|Class||Image||Type||Top speed||Cars||Number||Routes operated||Built|
|365 Networker Express||EMU||100||161||4||21||Semi-fast services between London King's Cross and Peterborough / Ely||1994–5|
|387/1 Electrostar||110||177||4||29||Express services between London King's Cross and Peterborough / Ely / King's Lynn||2014–5|
|717 Desiro City||85||137||6||25||Northern City Line: Services between London Moorgate and Welwyn Garden City / Hertford North / Watton-at-Stone||2018–9|
|Class||Image||Type||Top speed||Cars||Number||Routes operated||Built||Withdrawn||Notes|
|313||EMU||75||120||3||44||Northern City Line: Services between London Moorgate and Welwyn Garden City / Hertford North / Watton-at-Stone||1976–7||2019||Scrapped and replaced with Class 717|
- Department for Transport. "New rail franchising deal set to transform passenger services across London and south east". Retrieved 28 May 2014.
- Bradshaw's July 1922 Railway Guide.
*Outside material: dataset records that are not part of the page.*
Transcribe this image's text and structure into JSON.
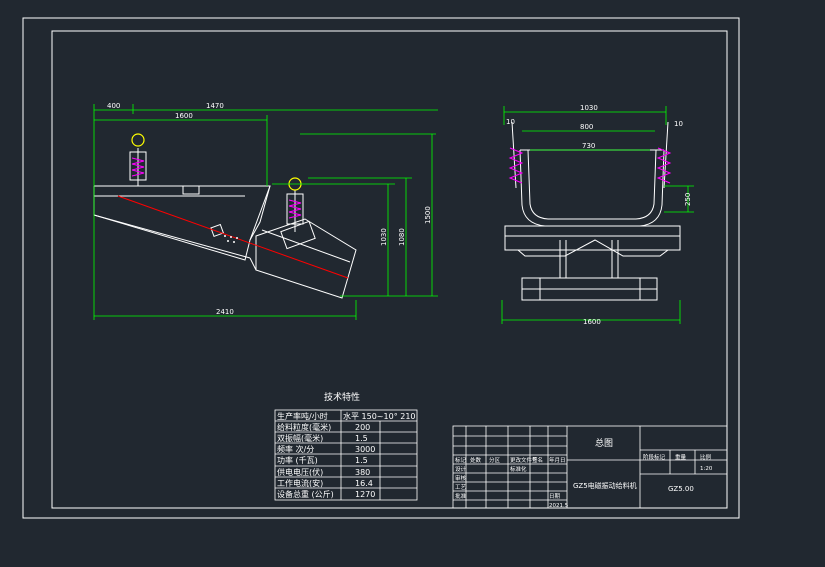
{
  "colors": {
    "background": "#212830",
    "line": "#ffffff",
    "dimension": "#00ff00",
    "centerline": "#ff0000",
    "spring": "#ff00ff",
    "hook": "#ffff00"
  },
  "side_view": {
    "dims": {
      "d400": "400",
      "d1470": "1470",
      "d1600": "1600",
      "d1030": "1030",
      "d1080": "1080",
      "d1500": "1500",
      "d2410": "2410"
    }
  },
  "end_view": {
    "dims": {
      "d1030": "1030",
      "d800": "800",
      "d730": "730",
      "d250": "250",
      "d1600": "1600",
      "d10_left": "10",
      "d10_right": "10"
    }
  },
  "tech_table": {
    "title": "技术特性",
    "rows": [
      {
        "label": "生产率吨/小时",
        "value": "水平 150~10° 210"
      },
      {
        "label": "给料粒度(毫米)",
        "value": "200"
      },
      {
        "label": "双振幅(毫米)",
        "value": "1.5"
      },
      {
        "label": "频率  次/分",
        "value": "3000"
      },
      {
        "label": "功率  (千瓦)",
        "value": "1.5"
      },
      {
        "label": "供电电压(伏)",
        "value": "380"
      },
      {
        "label": "工作电流(安)",
        "value": "16.4"
      },
      {
        "label": "设备总重 (公斤)",
        "value": "1270"
      }
    ]
  },
  "title_block": {
    "drawing_name": "总图",
    "product_name": "GZ5电磁振动给料机",
    "drawing_no": "GZ5.00",
    "headers": [
      "阶段标记",
      "重量",
      "比例"
    ],
    "scale": "1:20",
    "small": [
      "标记",
      "处数",
      "分区",
      "更改文件号",
      "签名",
      "年月日",
      "设计",
      "标准化",
      "审核",
      "工艺",
      "批准",
      "日期",
      "2021.5"
    ]
  }
}
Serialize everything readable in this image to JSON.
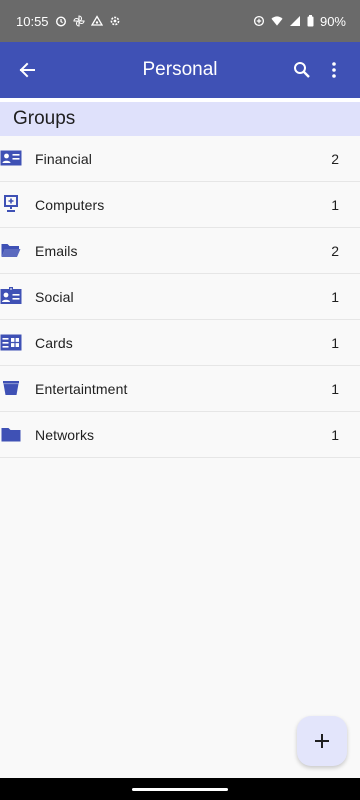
{
  "status_bar": {
    "time": "10:55",
    "battery_percent": "90%",
    "left_icons": [
      "alarm-icon",
      "pinwheel-icon",
      "drive-icon",
      "settings-icon"
    ],
    "right_icons": [
      "data-saver-icon",
      "wifi-icon",
      "signal-icon",
      "battery-icon"
    ]
  },
  "app_bar": {
    "title": "Personal",
    "background_color": "#3f51b5",
    "icons": [
      "back-arrow-icon",
      "search-icon",
      "more-vert-icon"
    ]
  },
  "section": {
    "header": "Groups",
    "background_color": "#dfe1fb"
  },
  "groups": [
    {
      "label": "Financial",
      "count": "2",
      "icon": "contact-card-icon"
    },
    {
      "label": "Computers",
      "count": "1",
      "icon": "computer-icon"
    },
    {
      "label": "Emails",
      "count": "2",
      "icon": "folder-open-icon"
    },
    {
      "label": "Social",
      "count": "1",
      "icon": "id-badge-icon"
    },
    {
      "label": "Cards",
      "count": "1",
      "icon": "card-chip-icon"
    },
    {
      "label": "Entertaintment",
      "count": "1",
      "icon": "bucket-icon"
    },
    {
      "label": "Networks",
      "count": "1",
      "icon": "folder-icon"
    }
  ],
  "fab": {
    "icon": "plus-icon"
  },
  "accent_color": "#3f51b5"
}
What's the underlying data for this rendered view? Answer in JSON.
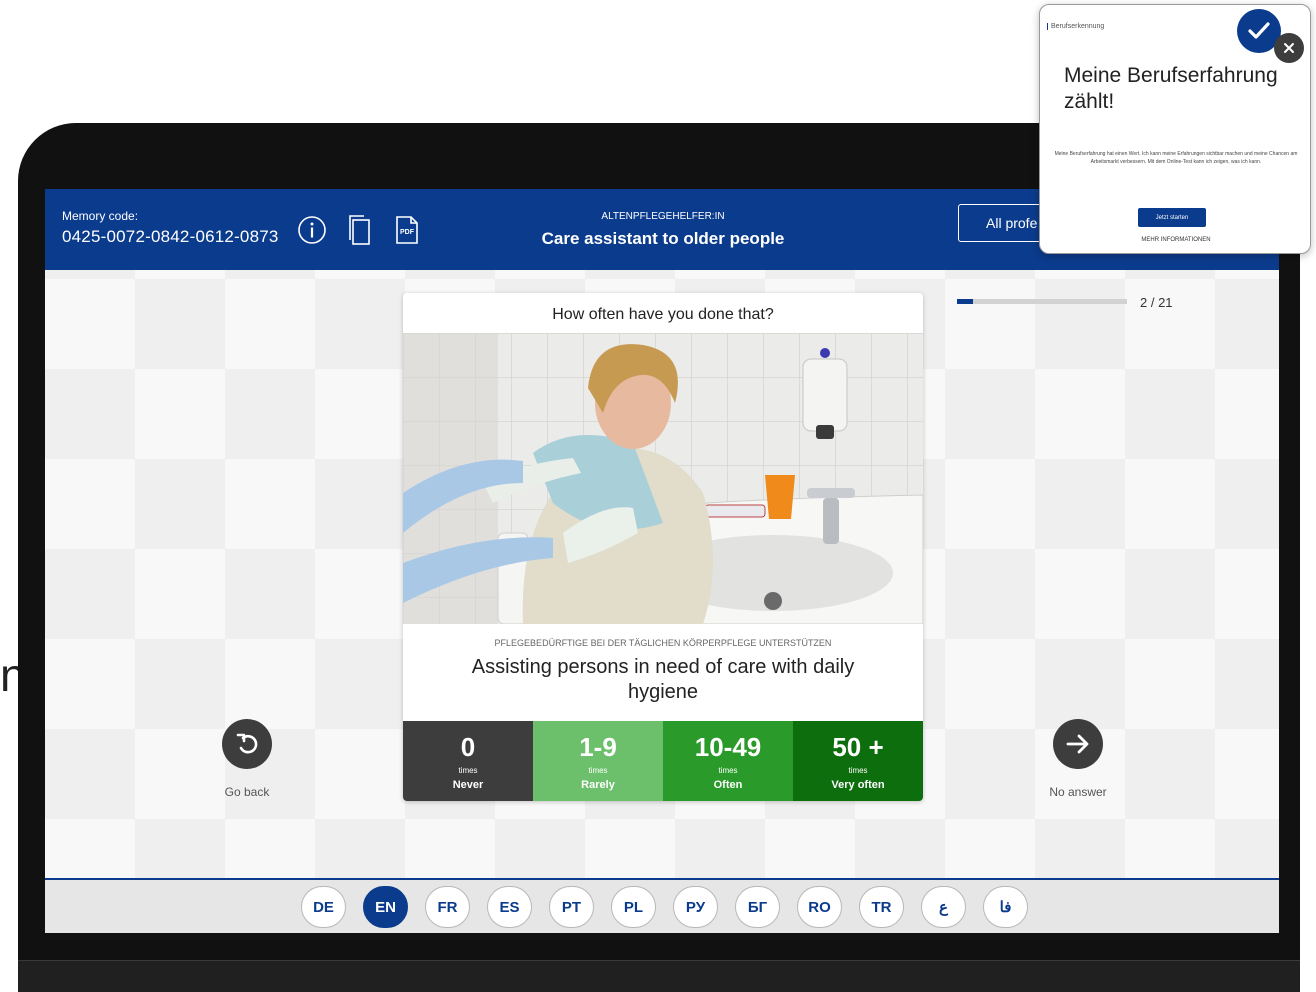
{
  "header": {
    "memory_label": "Memory code:",
    "memory_code": "0425-0072-0842-0612-0873",
    "icons": [
      "info-icon",
      "copy-icon",
      "pdf-icon"
    ],
    "pdf_icon_text": "PDF",
    "profession_small": "ALTENPFLEGEHELFER:IN",
    "profession_title": "Care assistant to older people",
    "all_professions_button": "All profe"
  },
  "progress": {
    "text": "2 / 21",
    "current": 2,
    "total": 21
  },
  "card": {
    "question": "How often have you done that?",
    "subtitle": "PFLEGEBEDÜRFTIGE BEI DER TÄGLICHEN KÖRPERPFLEGE UNTERSTÜTZEN",
    "title": "Assisting persons in need of care with daily hygiene",
    "options": [
      {
        "value": "0",
        "unit": "times",
        "label": "Never",
        "color": "#3d3d3d"
      },
      {
        "value": "1-9",
        "unit": "times",
        "label": "Rarely",
        "color": "#6cc06c"
      },
      {
        "value": "10-49",
        "unit": "times",
        "label": "Often",
        "color": "#2a9a2a"
      },
      {
        "value": "50 +",
        "unit": "times",
        "label": "Very often",
        "color": "#0d6e0d"
      }
    ]
  },
  "nav": {
    "back_label": "Go back",
    "back_icon": "undo-arrow-icon",
    "next_label": "No answer",
    "next_icon": "arrow-right-icon"
  },
  "languages": {
    "items": [
      "DE",
      "EN",
      "FR",
      "ES",
      "PT",
      "PL",
      "РУ",
      "БГ",
      "RO",
      "TR",
      "ع",
      "فا"
    ],
    "active": "EN"
  },
  "popup": {
    "top_text": "Berufserkennung",
    "title": "Meine Berufserfahrung zählt!",
    "body": "Meine Berufserfahrung hat einen Wert. Ich kann meine Erfahrungen sichtbar machen und meine Chancen am Arbeitsmarkt verbessern. Mit dem Online-Test kann ich zeigen, was ich kann.",
    "button": "Jetzt starten",
    "bottom": "MEHR INFORMATIONEN"
  },
  "colors": {
    "brand": "#0b3b8c",
    "never": "#3d3d3d",
    "rarely": "#6cc06c",
    "often": "#2a9a2a",
    "very_often": "#0d6e0d"
  },
  "stray_text": "n"
}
Manchester: Henry Blacklock & Company. 1922.
- British Railways Board. "Your New Electric Railway: The Great Northern Suburban Electrification" (PDF). Retrieved 15 April 2010.
- "Major rail closures ruled out". Home News. The Times (61815). London. 26 April 1984. p. 4.
- "Cambridge Capacity Study". First Capital Connect. Archived from the original on 2 April 2010. Retrieved 14 March 2010.
- "APPENDIX 2: Issues in defining and measuring railway capacity" (PDF). Office of Rail Regulation. 13 February 2006. p. 2. Retrieved 28 February 2014.
- Network Rail. "Hitchin Flyover". Retrieved 28 February 2014.
- Network Rail. "The Network Rail Hitchin (Cambridge Junction) Order" (PDF). Archived from the original (PDF) on 7 June 2011. Retrieved 15 April 2010.
- Table 25 National Rail timetable, May 2020
- Table 24 National Rail timetable, May 2020
- "GTR (Govia Thameslink Railway) Presentation" (PDF). Govia. Retrieved 10 July 2014.
- First Capital Connect. "2016 (Thameslink & Great Northern routes)". Archived from the original on 2 April 2010. Retrieved 15 April 2010.
- Network Rail (December 2006). London North Eastern Sectional Appendix. Module LNE. p. 12 LOR LN101 Seq002. NR30018/02.
- "Class 700s make Great Northern debut". railmagazine.com. Retrieved 20 November 2017.
- "New Govia Thameslink Railway trains to be Class 717s". RAIL magazine. RAIL magazine. Retrieved 9 June 2016.
- Perren, Brian (30 November – 13 December 1989). "Great Northern reliability". RAIL. No. 110. EMAP National Publications. pp. 24–27. ISSN 0953-4563. OCLC 49953699.